byron smith said...

Preserving a comment I just wrote on FB answering a question about ENSO:


The ENSO cycle is a short-term (3-7 year) shifting of the planet's heat around from one place to another via ocean currents. Anthropogenic warming is a long term increase in the total heat content of the planet. So in a warming world, both El Niño and La Niña get warmer, even though La Niña dominated years are likely to be, on average, cooler than El Niño years. To illustrate, notice that 2011 was dominated by a La Niña phase of the cycle, and so was cooler than 2010, (which was dominated by a mild to moderate La Niña). But 2011 was warmer *than every other La Niña on record*. Another illustration: 1998 was a record-breaking hot year, statistically tied in most data sets with 2005 and/or 2010 (the three were all very close to each other in all data sets). But 1998 was dominated by a super El Niño, one of the largest seen in a long time, while 2005 and 2010 were only mild to moderate El Niño years.

By the way, when I speak about warmer and cooler, I'm talking about global surface temperatures, which is not at all the same thing as the global heat budget (total amount of heat energy in the planet's system). The latter includes heat energy in the soil and, crucially, oceans (as well as the energy required for phase shifts, like melting ice). See this useful infographic.

So, at the risk of oversimplifying a very complex process, the extra heat being trapped in the planetary system (added to the system) increases with only relatively minor variations, year on year. All the time, the vast majority of this energy is going into the oceans. In fact, the radiative forcing from human emissions is the equivalent of adding the energy of more than ten Hiroshima bombs every second to the planet, and more than nine of these go into the oceans. During La Niña conditions, slightly more of this incoming energy ends up being stored in the oceans and during El Niño conditions, slightly more is shared with the atmosphere. So if we're only looking at atmospheric temperatures, we're really only seeing part of the picture.
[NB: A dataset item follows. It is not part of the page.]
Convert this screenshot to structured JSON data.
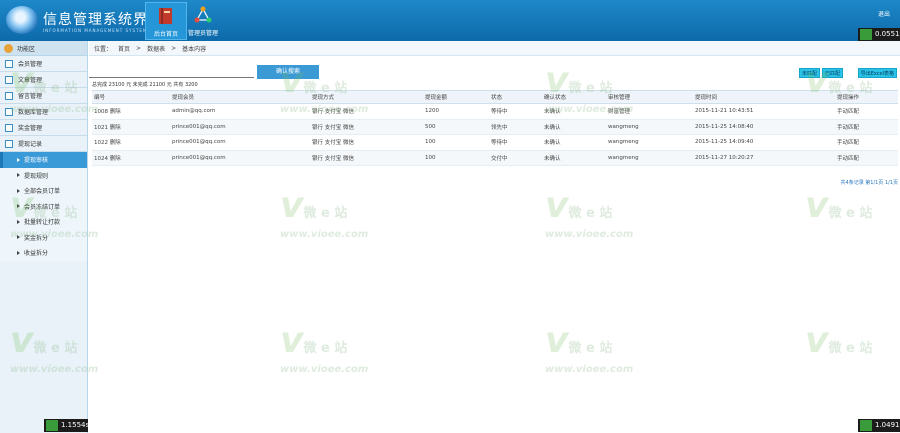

byron smith said...

Tamino illustrates the increased likelihood of extreme events with some fairly straightforward statistics and a dice analogy.

Simon said...

What gets me is all the records that have been broken and we are still just coming out of a solar minimum. Now thats scary.

byron smith said...

Simon - Indeed, and we're had more aerosol negative forcing than at any time since the 50s and 60s due to the explosion of Chinese coal plants.

Simon said...

Byron if there is a silver lining it is that for many people their views on climate change hinge on current weather patterns; so when we come out of the cooling and they start to get a taste of real heat we will start to see some momentum for change.

Secondly I imagine that when they have to face this people's natural tendency to scapegoat and blame others, we will see them turn on climate deniers and corporate funders.

byron smith said...

Pennsylvania report: When it rains, it pours. Extreme precipitation events on the rise.

byron smith said...

Planet 3.0: Some recent journal papers on extreme weather.

byron smith said...

Conversation: Observations show rising global precipitation. The authors include some important caveats against overly simplistic readings of their data:

"Nevertheless our analysis should not be interpreted as suggesting that the rapid increase in flood damage which has occurred over the past few decades is entirely attributable to climate change.

"In fact, other changes such as deforestation, rapid urbanisation and an increase in the number of people living in flood plains are likely to account for the bulk of these changes. Furthermore, not all floods are caused by extreme rainfall events. Snow melt and storm surge also contribute to overall flood risk. Antecedent moisture – the wetness of the catchment prior to the flood-producing rainfall event – can also have a substantial influence on flood risk. In some parts of Australia this might even cause flood risk to decrease because of an expected increase in the number or severity of future droughts.

"Despite all these caveats, our recent study contributes to the debate on how climate change will affect flood risk, by showing that the intensification of rainfall extremes is not just a projection made by climate models. Rather, it can already can be detected in our observational record."